Supplied records:
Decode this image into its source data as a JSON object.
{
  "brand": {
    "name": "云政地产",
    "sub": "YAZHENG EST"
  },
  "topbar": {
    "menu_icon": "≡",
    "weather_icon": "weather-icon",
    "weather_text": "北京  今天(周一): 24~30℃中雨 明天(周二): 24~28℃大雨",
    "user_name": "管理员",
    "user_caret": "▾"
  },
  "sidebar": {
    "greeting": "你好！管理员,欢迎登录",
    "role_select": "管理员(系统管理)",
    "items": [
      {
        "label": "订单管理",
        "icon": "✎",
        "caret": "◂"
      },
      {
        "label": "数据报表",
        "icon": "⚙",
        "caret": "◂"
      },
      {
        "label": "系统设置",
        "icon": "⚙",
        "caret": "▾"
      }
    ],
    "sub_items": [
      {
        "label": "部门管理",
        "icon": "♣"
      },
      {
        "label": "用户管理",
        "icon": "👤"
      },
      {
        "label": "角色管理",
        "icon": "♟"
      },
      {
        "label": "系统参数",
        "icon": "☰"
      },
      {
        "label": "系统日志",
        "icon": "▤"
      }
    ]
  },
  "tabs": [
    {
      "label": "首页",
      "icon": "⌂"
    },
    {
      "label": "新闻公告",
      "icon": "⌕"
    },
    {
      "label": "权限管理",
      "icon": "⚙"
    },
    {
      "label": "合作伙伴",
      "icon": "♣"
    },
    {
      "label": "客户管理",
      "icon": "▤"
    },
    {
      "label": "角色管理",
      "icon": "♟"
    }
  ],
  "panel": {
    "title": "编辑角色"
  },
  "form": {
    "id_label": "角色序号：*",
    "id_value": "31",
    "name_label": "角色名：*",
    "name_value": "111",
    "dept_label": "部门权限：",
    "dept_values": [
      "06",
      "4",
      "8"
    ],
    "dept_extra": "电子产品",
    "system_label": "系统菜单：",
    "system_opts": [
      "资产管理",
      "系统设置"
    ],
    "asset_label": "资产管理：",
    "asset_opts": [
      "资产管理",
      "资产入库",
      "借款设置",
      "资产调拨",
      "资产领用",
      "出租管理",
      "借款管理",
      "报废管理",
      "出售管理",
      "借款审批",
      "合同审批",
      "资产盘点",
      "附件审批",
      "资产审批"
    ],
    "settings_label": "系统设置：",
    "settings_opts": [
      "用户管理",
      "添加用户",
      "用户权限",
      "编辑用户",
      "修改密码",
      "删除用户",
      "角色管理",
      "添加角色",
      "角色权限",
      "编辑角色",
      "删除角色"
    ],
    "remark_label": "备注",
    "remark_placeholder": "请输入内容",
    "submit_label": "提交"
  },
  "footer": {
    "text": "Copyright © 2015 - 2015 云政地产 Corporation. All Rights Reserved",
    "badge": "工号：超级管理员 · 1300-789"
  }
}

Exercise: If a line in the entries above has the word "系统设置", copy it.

Result:
        "label": "系统设置",
      "系统设置"
    "settings_label": "系统设置：",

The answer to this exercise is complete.